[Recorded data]

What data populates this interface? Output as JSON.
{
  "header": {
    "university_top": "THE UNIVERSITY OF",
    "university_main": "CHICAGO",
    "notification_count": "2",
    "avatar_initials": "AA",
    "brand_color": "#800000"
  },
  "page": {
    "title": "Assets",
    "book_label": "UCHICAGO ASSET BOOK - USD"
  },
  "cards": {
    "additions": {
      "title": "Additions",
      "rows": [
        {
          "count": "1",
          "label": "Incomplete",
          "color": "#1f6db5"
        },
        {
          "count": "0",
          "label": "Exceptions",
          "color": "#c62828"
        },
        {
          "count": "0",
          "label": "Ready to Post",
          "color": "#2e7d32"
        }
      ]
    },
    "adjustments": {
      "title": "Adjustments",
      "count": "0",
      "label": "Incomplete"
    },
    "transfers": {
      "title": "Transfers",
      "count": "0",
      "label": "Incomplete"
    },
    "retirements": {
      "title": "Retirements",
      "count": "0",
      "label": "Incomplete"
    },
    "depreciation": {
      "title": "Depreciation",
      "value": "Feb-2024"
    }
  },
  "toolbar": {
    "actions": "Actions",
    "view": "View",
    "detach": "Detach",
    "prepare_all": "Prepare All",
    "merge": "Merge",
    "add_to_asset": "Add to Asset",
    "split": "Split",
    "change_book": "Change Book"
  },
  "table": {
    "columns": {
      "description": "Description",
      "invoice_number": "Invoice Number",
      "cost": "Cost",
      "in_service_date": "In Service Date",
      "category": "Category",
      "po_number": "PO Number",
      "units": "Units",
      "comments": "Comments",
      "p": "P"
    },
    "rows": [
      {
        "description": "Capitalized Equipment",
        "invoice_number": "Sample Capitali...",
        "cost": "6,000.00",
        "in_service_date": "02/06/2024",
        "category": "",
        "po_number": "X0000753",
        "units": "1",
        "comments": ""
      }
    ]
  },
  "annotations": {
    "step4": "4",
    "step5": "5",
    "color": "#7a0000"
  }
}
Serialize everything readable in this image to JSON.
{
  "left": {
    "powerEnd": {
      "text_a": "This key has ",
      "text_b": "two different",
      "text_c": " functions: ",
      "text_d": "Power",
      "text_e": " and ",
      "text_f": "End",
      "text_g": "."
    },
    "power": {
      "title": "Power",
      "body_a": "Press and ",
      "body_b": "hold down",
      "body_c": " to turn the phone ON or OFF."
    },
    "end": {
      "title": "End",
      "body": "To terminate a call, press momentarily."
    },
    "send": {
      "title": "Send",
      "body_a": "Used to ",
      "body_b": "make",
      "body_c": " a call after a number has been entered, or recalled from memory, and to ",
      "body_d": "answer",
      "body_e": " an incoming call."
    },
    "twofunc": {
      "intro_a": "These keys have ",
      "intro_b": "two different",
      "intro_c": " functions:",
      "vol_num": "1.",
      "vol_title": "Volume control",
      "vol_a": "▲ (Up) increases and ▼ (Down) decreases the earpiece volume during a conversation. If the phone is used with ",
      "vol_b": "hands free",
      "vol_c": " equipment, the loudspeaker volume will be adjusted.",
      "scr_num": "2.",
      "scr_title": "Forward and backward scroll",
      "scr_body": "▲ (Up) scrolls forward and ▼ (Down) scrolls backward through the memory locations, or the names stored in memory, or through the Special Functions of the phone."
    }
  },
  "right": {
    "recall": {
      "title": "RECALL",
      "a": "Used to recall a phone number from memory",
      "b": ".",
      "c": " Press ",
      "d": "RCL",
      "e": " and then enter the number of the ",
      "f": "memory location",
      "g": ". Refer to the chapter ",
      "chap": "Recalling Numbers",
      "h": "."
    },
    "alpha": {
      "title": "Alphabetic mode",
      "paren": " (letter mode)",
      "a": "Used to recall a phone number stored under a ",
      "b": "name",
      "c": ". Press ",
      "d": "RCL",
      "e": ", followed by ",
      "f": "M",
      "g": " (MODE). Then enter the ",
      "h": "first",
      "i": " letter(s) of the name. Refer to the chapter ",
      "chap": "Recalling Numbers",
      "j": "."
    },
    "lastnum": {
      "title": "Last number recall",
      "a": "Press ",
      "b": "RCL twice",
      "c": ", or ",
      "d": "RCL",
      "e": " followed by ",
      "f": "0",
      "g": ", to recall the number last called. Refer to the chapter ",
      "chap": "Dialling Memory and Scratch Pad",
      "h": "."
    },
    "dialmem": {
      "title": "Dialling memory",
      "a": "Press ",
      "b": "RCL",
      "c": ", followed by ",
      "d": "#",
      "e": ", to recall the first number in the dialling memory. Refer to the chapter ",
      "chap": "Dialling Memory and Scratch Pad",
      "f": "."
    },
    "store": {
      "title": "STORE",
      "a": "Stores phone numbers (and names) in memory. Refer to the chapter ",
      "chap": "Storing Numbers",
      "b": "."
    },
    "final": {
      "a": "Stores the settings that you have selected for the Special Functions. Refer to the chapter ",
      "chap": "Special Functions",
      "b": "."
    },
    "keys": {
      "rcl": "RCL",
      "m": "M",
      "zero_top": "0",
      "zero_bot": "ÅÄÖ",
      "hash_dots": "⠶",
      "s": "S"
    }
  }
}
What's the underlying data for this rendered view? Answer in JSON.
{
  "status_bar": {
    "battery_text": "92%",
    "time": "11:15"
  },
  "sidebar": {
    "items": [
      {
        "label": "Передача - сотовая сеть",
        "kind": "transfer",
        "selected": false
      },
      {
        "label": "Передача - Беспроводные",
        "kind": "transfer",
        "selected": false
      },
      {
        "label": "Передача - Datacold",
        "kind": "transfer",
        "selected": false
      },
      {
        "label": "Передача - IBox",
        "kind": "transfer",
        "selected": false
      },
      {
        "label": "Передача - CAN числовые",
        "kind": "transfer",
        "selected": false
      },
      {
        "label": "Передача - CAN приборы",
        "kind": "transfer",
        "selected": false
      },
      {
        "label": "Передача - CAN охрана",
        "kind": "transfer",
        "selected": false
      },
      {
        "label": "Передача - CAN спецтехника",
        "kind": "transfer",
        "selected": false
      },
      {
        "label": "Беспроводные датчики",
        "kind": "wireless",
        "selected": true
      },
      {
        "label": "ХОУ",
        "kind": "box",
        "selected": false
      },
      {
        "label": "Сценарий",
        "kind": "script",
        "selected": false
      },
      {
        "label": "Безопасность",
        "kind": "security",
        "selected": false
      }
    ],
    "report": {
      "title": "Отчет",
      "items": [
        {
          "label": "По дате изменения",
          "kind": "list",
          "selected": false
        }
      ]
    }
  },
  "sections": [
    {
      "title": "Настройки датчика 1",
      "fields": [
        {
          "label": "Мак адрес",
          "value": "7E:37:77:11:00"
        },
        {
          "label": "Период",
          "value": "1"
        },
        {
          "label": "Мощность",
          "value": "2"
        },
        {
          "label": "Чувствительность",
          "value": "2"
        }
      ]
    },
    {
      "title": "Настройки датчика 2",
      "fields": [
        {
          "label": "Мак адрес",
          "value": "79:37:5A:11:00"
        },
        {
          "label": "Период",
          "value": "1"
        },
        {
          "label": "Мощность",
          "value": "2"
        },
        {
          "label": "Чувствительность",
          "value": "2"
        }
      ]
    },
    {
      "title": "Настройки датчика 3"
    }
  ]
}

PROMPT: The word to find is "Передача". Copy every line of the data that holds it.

SOLUTION BELOW:
        "label": "Передача - сотовая сеть",
        "label": "Передача - Беспроводные",
        "label": "Передача - Datacold",
        "label": "Передача - IBox",
        "label": "Передача - CAN числовые",
        "label": "Передача - CAN приборы",
        "label": "Передача - CAN охрана",
        "label": "Передача - CAN спецтехника",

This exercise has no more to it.